PATIENTS waiting for hip and knee replacements in Ayrshire are facing delays and cancellations to their operations after the loss of two orthopaedic surgeons.

Irvine surgeon Dr Graeme Holt, a consultant orthopaedic and trauma surgeon at Crosshouse Hospital, has been suspended pending trial in March for alleged domestic assault and threatening behaviour.

Dr Holt, 43, from Irvine, specialises in hip, knee and foot surgery, and is also the chairman of the Scottish Hip Fracture Advisory Group, which audits the quality of care annually across all of Scotland’s acute hospitals.

It is understood that he was suspended in January and is due to go on trial at Kilmarnock Sheriff Court on March 2, following a preliminary hearing earlier this month.

The orthopaedics service at Crosshouse has also been plunged into crisis following the early retirement of one of the health board’s most experienced orthopaedic surgeons, Dr Amanullah Khan, who has stepped down to set up a new orthopaedics service in Pakistan.

Crosshouse is already failing to meet waiting times targets for hip and knee surgeries, and the health board said the posts will be filled by locum doctors until long-term replacements can be recruited.

Patients whose operations need to be rescheduled are being contacted.

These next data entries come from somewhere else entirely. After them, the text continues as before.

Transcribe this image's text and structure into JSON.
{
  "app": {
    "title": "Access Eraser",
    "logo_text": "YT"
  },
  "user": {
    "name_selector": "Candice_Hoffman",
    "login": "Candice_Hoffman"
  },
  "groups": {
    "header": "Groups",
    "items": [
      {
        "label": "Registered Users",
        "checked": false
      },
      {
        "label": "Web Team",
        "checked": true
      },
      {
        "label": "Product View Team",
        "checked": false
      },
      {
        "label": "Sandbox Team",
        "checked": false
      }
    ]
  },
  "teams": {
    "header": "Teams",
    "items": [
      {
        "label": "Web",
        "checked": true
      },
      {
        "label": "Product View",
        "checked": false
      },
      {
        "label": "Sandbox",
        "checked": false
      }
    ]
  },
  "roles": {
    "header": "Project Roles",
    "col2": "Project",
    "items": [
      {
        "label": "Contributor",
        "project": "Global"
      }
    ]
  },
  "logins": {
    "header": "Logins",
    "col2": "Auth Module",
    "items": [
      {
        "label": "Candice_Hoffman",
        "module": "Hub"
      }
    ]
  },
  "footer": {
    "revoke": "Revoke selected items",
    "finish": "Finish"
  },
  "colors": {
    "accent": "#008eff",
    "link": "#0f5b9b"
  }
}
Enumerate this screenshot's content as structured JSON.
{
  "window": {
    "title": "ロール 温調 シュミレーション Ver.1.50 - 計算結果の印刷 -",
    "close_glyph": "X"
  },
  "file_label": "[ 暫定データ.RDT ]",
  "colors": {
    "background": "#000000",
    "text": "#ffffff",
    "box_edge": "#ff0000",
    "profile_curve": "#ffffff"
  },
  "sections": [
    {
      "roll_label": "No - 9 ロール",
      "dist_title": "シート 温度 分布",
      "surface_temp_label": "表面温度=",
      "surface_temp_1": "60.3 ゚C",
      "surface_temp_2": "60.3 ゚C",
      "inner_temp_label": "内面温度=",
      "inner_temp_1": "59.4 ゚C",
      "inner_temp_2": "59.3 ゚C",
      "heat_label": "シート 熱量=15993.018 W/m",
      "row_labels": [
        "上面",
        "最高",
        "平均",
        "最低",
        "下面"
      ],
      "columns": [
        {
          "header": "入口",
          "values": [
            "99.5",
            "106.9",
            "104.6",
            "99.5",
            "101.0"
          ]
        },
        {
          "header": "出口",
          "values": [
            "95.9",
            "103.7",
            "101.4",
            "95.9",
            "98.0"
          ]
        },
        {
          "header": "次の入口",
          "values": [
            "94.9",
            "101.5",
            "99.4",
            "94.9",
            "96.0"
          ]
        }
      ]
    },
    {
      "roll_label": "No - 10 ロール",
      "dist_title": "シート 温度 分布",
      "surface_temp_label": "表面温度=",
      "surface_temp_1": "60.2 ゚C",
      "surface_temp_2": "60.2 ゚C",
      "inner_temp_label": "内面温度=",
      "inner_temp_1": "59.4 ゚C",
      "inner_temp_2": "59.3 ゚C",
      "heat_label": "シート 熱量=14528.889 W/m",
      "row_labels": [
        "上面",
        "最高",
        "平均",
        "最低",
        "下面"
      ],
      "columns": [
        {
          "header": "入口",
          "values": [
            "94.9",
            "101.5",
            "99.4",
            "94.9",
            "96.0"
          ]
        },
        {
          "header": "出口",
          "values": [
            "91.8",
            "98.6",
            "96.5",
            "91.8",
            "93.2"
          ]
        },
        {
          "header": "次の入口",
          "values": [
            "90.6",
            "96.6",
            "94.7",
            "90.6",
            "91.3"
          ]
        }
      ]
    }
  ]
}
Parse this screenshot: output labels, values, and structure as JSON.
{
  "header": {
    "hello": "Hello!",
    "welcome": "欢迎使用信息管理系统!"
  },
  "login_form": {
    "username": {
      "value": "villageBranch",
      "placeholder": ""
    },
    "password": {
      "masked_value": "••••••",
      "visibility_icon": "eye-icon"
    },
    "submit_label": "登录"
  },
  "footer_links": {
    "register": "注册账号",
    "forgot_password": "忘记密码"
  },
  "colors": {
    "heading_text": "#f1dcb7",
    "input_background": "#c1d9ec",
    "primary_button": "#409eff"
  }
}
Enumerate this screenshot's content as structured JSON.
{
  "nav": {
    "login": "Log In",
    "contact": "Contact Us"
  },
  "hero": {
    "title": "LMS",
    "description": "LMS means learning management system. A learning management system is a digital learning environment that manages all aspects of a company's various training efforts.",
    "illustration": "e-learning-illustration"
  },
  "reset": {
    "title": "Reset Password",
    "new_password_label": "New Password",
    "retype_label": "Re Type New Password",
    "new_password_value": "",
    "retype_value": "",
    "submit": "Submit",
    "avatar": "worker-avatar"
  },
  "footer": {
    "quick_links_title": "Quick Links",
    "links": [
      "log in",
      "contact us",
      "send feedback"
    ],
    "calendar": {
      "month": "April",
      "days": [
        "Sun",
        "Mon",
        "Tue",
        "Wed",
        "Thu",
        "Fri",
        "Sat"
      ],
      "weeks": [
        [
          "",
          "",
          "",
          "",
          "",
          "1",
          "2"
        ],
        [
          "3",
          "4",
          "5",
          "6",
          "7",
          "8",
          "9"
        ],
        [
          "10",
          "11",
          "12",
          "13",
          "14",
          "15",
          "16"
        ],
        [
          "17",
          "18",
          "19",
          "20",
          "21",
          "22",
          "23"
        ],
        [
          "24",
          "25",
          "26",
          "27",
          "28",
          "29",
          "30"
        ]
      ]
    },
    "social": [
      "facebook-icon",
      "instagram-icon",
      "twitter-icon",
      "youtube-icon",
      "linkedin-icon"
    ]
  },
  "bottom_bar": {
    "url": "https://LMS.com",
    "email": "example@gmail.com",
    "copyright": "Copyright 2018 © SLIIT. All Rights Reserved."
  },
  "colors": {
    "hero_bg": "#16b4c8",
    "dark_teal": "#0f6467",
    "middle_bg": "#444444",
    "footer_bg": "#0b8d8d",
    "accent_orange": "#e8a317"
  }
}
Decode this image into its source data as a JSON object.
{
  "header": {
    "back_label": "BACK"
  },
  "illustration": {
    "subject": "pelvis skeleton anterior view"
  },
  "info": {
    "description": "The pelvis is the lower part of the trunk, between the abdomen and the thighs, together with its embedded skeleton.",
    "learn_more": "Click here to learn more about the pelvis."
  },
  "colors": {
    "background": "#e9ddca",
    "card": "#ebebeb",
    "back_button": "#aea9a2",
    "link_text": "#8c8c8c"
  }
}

A source said doctors on the ground are already under pressure and worried about the impact the latest developments will have on workload and patient care.

They said it was likely the health board will have to send patients to the private sector to clear waiting lists.

They added: “We know that Ayr won’t take them because they haven’t in the past - they don’t have the capacity and actually, I don’t think they’re very keen to take on extra patients.

“The health board is already under pressure over the difference in waiting times for North and South Ayrshire. The wheels are shaky if not coming off.”

Patients in North Ayrshire are referred to Crosshouse for hip and knee replacements, while those in the south go to University Hospital Ayr for the procedures.

Figures leaked to our sister paper, the Herald last year revealed that those treated at Crosshouse over the previous three years had waited an average of 143 days - around five months - for a hip replacement, and 153 days for a knee replacement, in breach of the Scottish Government’s 12-week (84 day) Treatment Time Guarantee.

At Ayr, the average wait for both operations was 82 days.